Bordeaux is classified in more detail than any other wine region in the world with its 57 appellations covered by six different classifications:
Pomerol has never been classified, probably due to its relative anonymity before the 1960s. Ch. Pétrus is informally recognised as a First Growth in quality but has no legal right to that description on its label. Bordeaux was not the first wine region to be classified. As far back as the 14th century a list was made of Jurançon's finest vineyards while in 1644 the best wines of Franken in Germany were officially identified. However, there is no question that Bordeaux's classification system is the most important, well-known and influential example in existence. Its flagship is the 1855 Classification of the Médoc which saw the region's top 58 estates classified into 5 levels of Classed Growths.
Most of Bordeaux's classifications - notably those for the Médoc, Sauternes and Graves - have never been updated, despite various attempts to do so. That for St Emilion, however, is regularly reviewed, with the latest (just-about ratified) classification taking place in 2006. Status has always been important in Bordeaux and it is thus not entirely surprising that all attempted reclassifications are fraught with problems.

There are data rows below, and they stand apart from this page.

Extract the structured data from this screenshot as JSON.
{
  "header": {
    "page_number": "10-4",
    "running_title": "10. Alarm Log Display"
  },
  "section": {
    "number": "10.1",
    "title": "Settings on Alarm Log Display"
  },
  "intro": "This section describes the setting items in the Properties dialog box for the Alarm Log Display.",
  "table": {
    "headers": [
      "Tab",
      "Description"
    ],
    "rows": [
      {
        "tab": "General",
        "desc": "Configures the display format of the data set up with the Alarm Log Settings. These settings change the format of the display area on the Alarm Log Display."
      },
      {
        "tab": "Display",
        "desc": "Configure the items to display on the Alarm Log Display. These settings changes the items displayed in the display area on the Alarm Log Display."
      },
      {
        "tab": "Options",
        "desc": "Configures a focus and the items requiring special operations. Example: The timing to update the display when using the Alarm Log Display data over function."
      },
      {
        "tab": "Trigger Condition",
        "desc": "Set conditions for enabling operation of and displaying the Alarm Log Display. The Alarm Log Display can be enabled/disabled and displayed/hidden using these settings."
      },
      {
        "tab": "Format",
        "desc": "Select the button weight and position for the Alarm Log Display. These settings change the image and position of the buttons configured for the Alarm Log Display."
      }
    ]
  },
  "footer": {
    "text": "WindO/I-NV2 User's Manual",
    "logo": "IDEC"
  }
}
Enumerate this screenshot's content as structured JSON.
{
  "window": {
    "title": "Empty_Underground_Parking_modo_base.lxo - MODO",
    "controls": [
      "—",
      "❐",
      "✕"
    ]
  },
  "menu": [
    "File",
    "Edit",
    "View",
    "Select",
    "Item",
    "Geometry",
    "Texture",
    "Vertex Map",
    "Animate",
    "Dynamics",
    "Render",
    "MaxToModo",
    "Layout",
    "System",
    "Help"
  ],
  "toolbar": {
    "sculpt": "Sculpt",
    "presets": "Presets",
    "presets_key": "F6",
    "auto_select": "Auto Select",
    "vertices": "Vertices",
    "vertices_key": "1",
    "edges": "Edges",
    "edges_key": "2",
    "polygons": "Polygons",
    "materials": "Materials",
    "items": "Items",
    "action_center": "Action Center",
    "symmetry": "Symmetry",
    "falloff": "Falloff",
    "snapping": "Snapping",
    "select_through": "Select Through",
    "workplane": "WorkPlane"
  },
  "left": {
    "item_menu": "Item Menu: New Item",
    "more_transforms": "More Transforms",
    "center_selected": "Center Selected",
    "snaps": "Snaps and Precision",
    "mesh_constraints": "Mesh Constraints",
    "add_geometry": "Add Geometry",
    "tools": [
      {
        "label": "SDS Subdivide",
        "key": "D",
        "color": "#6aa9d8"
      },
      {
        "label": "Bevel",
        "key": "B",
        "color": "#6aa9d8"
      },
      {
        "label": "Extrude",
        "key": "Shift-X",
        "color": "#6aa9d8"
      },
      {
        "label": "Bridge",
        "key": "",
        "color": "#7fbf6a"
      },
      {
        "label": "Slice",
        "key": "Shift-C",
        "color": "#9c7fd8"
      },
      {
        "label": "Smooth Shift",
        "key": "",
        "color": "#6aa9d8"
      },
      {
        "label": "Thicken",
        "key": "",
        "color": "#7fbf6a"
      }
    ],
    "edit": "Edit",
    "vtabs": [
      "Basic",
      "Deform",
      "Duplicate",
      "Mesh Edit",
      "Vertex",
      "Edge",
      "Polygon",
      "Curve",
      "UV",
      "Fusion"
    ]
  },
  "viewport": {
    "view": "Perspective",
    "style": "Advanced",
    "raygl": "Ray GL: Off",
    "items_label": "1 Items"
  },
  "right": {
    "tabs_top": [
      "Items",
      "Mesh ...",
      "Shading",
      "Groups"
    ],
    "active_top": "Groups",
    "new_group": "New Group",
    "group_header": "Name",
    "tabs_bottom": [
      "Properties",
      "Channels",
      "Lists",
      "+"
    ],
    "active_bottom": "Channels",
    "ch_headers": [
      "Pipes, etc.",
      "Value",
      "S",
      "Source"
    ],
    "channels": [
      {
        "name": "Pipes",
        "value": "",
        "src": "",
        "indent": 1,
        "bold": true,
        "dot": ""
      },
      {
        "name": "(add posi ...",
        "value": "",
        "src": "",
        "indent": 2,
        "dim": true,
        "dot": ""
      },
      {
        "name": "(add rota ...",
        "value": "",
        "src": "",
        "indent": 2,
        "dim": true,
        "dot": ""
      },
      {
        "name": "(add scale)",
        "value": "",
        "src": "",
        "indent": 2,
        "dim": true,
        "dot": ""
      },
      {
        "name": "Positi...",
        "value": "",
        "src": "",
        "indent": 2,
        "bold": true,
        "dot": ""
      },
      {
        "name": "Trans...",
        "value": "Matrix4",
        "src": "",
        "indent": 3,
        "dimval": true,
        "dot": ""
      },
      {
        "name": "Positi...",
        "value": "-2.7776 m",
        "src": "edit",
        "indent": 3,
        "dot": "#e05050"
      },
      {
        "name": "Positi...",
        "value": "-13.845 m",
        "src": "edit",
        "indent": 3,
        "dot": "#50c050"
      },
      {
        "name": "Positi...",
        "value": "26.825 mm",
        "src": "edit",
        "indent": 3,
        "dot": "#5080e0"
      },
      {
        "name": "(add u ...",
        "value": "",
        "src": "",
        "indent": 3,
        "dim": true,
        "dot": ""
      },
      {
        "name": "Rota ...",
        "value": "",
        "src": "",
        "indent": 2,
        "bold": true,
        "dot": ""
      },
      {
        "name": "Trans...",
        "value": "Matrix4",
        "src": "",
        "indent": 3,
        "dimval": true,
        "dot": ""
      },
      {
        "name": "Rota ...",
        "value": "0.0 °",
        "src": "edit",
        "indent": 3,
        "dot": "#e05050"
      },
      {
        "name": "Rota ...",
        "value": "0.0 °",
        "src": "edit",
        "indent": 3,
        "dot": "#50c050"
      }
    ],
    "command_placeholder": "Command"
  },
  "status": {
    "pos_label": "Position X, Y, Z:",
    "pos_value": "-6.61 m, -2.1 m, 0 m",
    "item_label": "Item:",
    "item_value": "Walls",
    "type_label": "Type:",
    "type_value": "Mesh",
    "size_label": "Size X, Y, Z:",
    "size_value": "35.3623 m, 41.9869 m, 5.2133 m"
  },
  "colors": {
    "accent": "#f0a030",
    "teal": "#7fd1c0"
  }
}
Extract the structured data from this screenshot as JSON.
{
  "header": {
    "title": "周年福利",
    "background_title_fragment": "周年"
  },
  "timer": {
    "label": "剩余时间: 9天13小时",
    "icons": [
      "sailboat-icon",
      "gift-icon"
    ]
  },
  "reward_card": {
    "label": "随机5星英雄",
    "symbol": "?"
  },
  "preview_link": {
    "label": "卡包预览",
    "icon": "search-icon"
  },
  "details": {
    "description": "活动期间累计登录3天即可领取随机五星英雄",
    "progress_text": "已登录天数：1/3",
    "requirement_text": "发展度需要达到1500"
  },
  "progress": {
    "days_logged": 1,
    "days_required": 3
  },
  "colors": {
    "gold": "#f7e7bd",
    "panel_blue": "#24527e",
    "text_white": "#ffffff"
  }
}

Today, from a consumer's view at least, other factors like the 100-point scoring system and reviews from prominent wine journalists like Robert Parker have arguably replaced the purpose of the age-old classification systems. This certainly explains why châteaux like Cru Bourgeois Sociando-Mallet and St Emilion's Ch. le Tertre Rôteboeuf have decided to opt out of the system. Such a scenario must surely make the late Baron Philippe de Rothschild turn in his grave. After all, Rothschild campaigned tirelessly for 50 years to upgrade Ch. Mouton Rothschild from a 2nd to a 1st Growth - representing the only alteration that has ever been made to the 1855 classification.
Nevertheless, being one of the 61 Classed Growths of 1855 or a St Emilion Premier Grand Cru Classé remains of considerable importance. And to be fair, all of the Bordeaux classifications remain broadly accurate. In some cases this is because they have been recently updated - like St Emilion and the Cru Bourgeois classification - and for others - like the Médoc, Graves and Sauternes - because they were pretty accurate in the first place, being largely based (albeit indirectly) on terroir.
Bordeaux's classifications have also performed a vital marketing service in highlighting and promoting the region's finest wines. With 10,000 châteaux and domaines farming 120,000ha of vineyards, they cover only a small proportion of the total number of Bordeaux's producers. But they have led to iconic wines like Mouton, Lafite and Margaux becoming synonymous with Bordeaux and thus providing a halo effect for the whole region. Contrast this to Germany which has no equivalent system and whose wines are synonymous with the famous but low quality Liebfraumlich, Blue Nun and Black Tower.